Stored records
▶

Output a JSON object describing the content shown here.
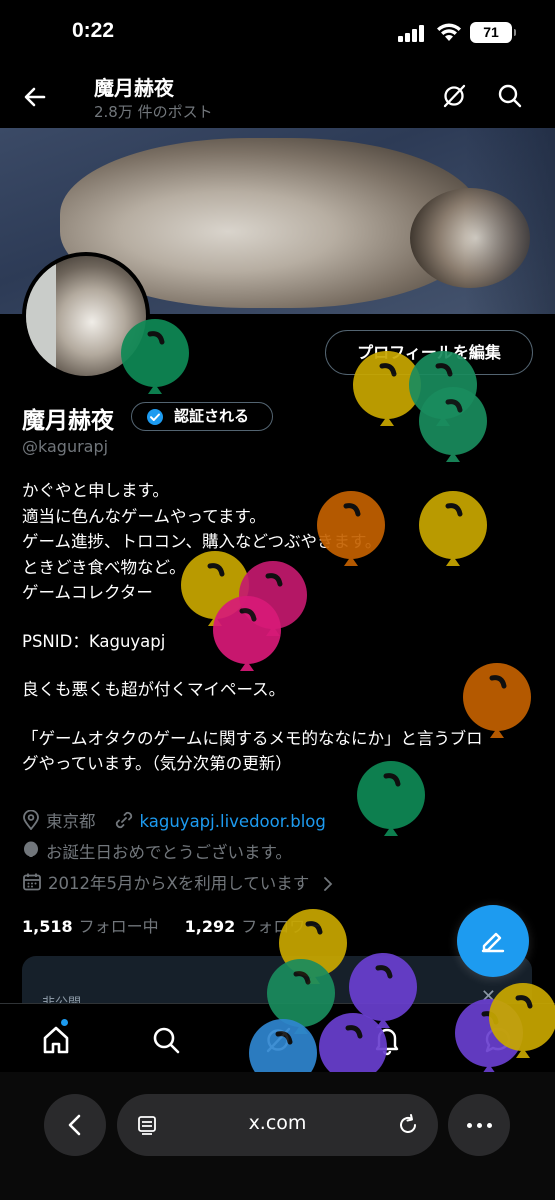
{
  "status_bar": {
    "time": "0:22",
    "battery": "71"
  },
  "header": {
    "title": "魔月赫夜",
    "subtitle": "2.8万 件のポスト"
  },
  "profile": {
    "edit_button": "プロフィールを編集",
    "display_name": "魔月赫夜",
    "verify_button": "認証される",
    "handle": "@kagurapj",
    "bio_lines": [
      "かぐやと申します。",
      "適当に色んなゲームやってます。",
      "ゲーム進捗、トロコン、購入などつぶやきます。",
      "ときどき食べ物など。",
      "ゲームコレクター",
      "",
      "PSNID：Kaguyapj",
      "",
      "良くも悪くも超が付くマイペース。",
      "",
      "「ゲームオタクのゲームに関するメモ的ななにか」と言うブロ",
      "グやっています。（気分次第の更新）"
    ],
    "location": "東京都",
    "website": "kaguyapj.livedoor.blog",
    "birthday": "お誕生日おめでとうございます。",
    "joined": "2012年5月からXを利用しています",
    "following_count": "1,518",
    "following_label": "フォロー中",
    "followers_count": "1,292",
    "followers_label": "フォロワー"
  },
  "private_card": {
    "label": "非公開"
  },
  "browser": {
    "url": "x.com"
  },
  "colors": {
    "accent": "#1d9bf0",
    "muted": "#71767b",
    "background": "#000000"
  },
  "balloons": [
    {
      "color": "#0f8a56"
    },
    {
      "color": "#c9a800"
    },
    {
      "color": "#1a8c5e"
    },
    {
      "color": "#1a8c5e"
    },
    {
      "color": "#c46100"
    },
    {
      "color": "#c9a800"
    },
    {
      "color": "#c9a800"
    },
    {
      "color": "#c41a6e"
    },
    {
      "color": "#d81a78"
    },
    {
      "color": "#c46100"
    },
    {
      "color": "#0f8a56"
    },
    {
      "color": "#c9a800"
    },
    {
      "color": "#1a8c5e"
    },
    {
      "color": "#6a3fd0"
    },
    {
      "color": "#2f86d0"
    },
    {
      "color": "#6a3fd0"
    },
    {
      "color": "#6a3fd0"
    },
    {
      "color": "#c9a800"
    }
  ]
}
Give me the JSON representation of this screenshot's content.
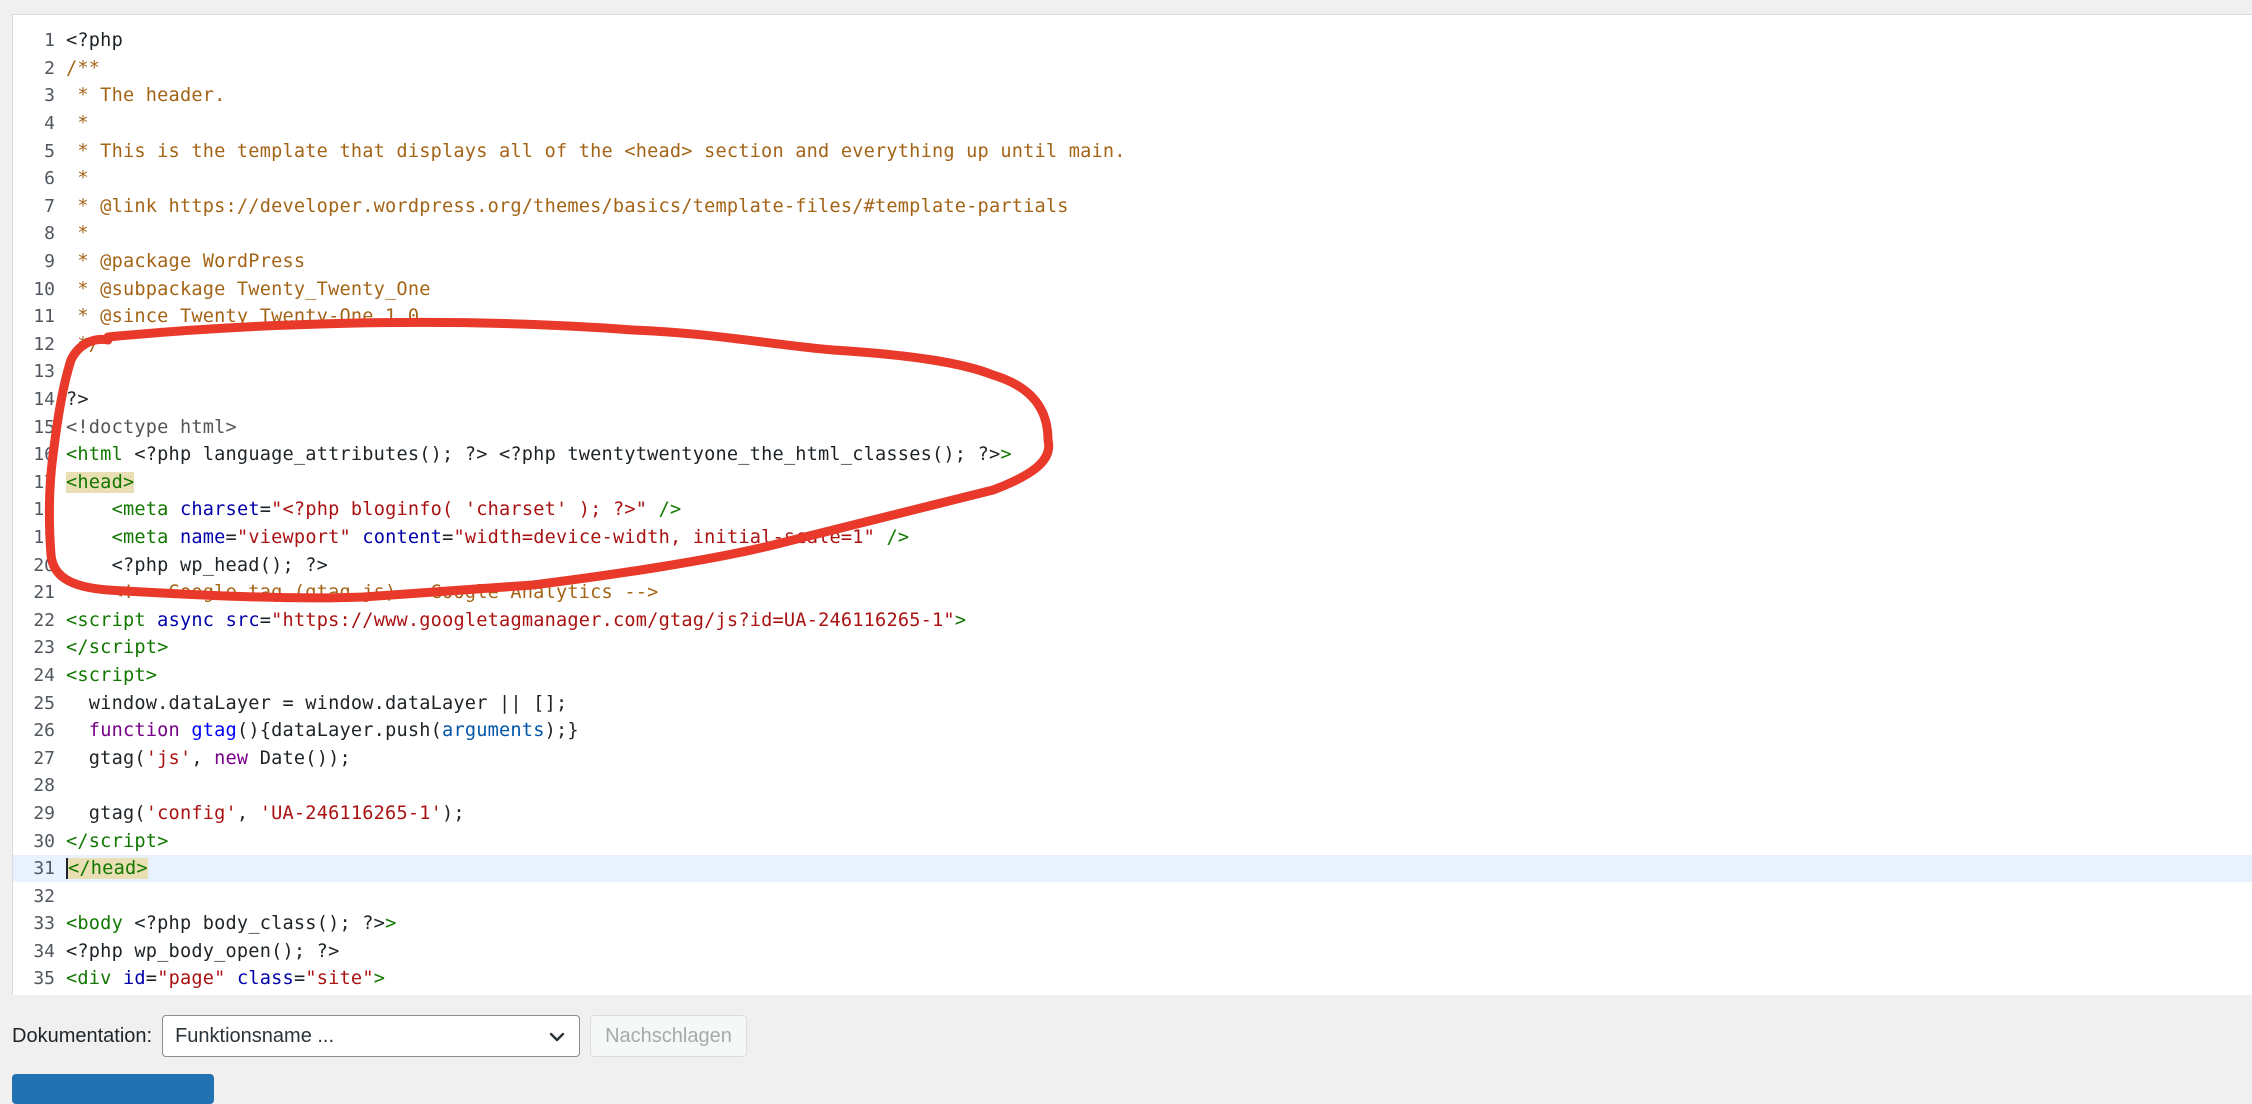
{
  "editor": {
    "lines": [
      {
        "n": "1",
        "html": "&lt;?php"
      },
      {
        "n": "2",
        "html": "<span class='c-comment'>/**</span>"
      },
      {
        "n": "3",
        "html": "<span class='c-comment'> * The header.</span>"
      },
      {
        "n": "4",
        "html": "<span class='c-comment'> *</span>"
      },
      {
        "n": "5",
        "html": "<span class='c-comment'> * This is the template that displays all of the &lt;head&gt; section and everything up until main.</span>"
      },
      {
        "n": "6",
        "html": "<span class='c-comment'> *</span>"
      },
      {
        "n": "7",
        "html": "<span class='c-comment'> * @link https://developer.wordpress.org/themes/basics/template-files/#template-partials</span>"
      },
      {
        "n": "8",
        "html": "<span class='c-comment'> *</span>"
      },
      {
        "n": "9",
        "html": "<span class='c-comment'> * @package WordPress</span>"
      },
      {
        "n": "10",
        "html": "<span class='c-comment'> * @subpackage Twenty_Twenty_One</span>"
      },
      {
        "n": "11",
        "html": "<span class='c-comment'> * @since Twenty Twenty-One 1.0</span>"
      },
      {
        "n": "12",
        "html": "<span class='c-comment'> */</span>"
      },
      {
        "n": "13",
        "html": ""
      },
      {
        "n": "14",
        "html": "?&gt;"
      },
      {
        "n": "15",
        "html": "<span class='c-meta'>&lt;!doctype html&gt;</span>"
      },
      {
        "n": "16",
        "html": "<span class='c-tag'>&lt;html</span> &lt;?php language_attributes(); ?&gt; &lt;?php twentytwentyone_the_html_classes(); ?&gt;<span class='c-tag'>&gt;</span>"
      },
      {
        "n": "17",
        "html": "<span class='c-hl'>&lt;head&gt;</span>"
      },
      {
        "n": "18",
        "html": "    <span class='c-tag'>&lt;meta</span> <span class='c-attr'>charset</span>=<span class='c-str'>\"&lt;?php bloginfo( 'charset' ); ?&gt;\"</span> <span class='c-tag'>/&gt;</span>"
      },
      {
        "n": "19",
        "html": "    <span class='c-tag'>&lt;meta</span> <span class='c-attr'>name</span>=<span class='c-str'>\"viewport\"</span> <span class='c-attr'>content</span>=<span class='c-str'>\"width=device-width, initial-scale=1\"</span> <span class='c-tag'>/&gt;</span>"
      },
      {
        "n": "20",
        "html": "    &lt;?php wp_head(); ?&gt;"
      },
      {
        "n": "21",
        "html": "    <span class='c-comment'>&lt;!-- Google tag (gtag.js) - Google Analytics --&gt;</span>"
      },
      {
        "n": "22",
        "html": "<span class='c-tag'>&lt;script</span> <span class='c-attr'>async</span> <span class='c-attr'>src</span>=<span class='c-str'>\"https://www.googletagmanager.com/gtag/js?id=UA-246116265-1\"</span><span class='c-tag'>&gt;</span>"
      },
      {
        "n": "23",
        "html": "<span class='c-tag'>&lt;/script&gt;</span>"
      },
      {
        "n": "24",
        "html": "<span class='c-tag'>&lt;script&gt;</span>"
      },
      {
        "n": "25",
        "html": "  window.dataLayer = window.dataLayer || [];"
      },
      {
        "n": "26",
        "html": "  <span class='c-kw'>function</span> <span class='c-def'>gtag</span>(){dataLayer.push(<span class='c-var2'>arguments</span>);}"
      },
      {
        "n": "27",
        "html": "  gtag(<span class='c-str'>'js'</span>, <span class='c-kw'>new</span> Date());"
      },
      {
        "n": "28",
        "html": ""
      },
      {
        "n": "29",
        "html": "  gtag(<span class='c-str'>'config'</span>, <span class='c-str'>'UA-246116265-1'</span>);"
      },
      {
        "n": "30",
        "html": "<span class='c-tag'>&lt;/script&gt;</span>"
      },
      {
        "n": "31",
        "html": "<span class='cursor'></span><span class='c-hl'>&lt;/head&gt;</span>",
        "active": true
      },
      {
        "n": "32",
        "html": ""
      },
      {
        "n": "33",
        "html": "<span class='c-tag'>&lt;body</span> &lt;?php body_class(); ?&gt;<span class='c-tag'>&gt;</span>"
      },
      {
        "n": "34",
        "html": "&lt;?php wp_body_open(); ?&gt;"
      },
      {
        "n": "35",
        "html": "<span class='c-tag'>&lt;div</span> <span class='c-attr'>id</span>=<span class='c-str'>\"page\"</span> <span class='c-attr'>class</span>=<span class='c-str'>\"site\"</span><span class='c-tag'>&gt;</span>"
      }
    ]
  },
  "docs": {
    "label": "Dokumentation:",
    "select_value": "Funktionsname ...",
    "lookup_button": "Nachschlagen"
  },
  "colors": {
    "annotation": "#e8392a",
    "accent": "#2271b1"
  }
}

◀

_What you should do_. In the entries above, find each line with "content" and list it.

_Output for this task_.
Output a JSON object describing the content shown here.
Give me the JSON representation of this screenshot's content.
        "html": "    <span class='c-tag'>&lt;meta</span> <span class='c-attr'>name</span>=<span class='c-str'>\"viewport\"</span> <span class='c-attr'>content</span>=<span class='c-str'>\"width=device-width, initial-scale=1\"</span> <span class='c-tag'>/&gt;</span>"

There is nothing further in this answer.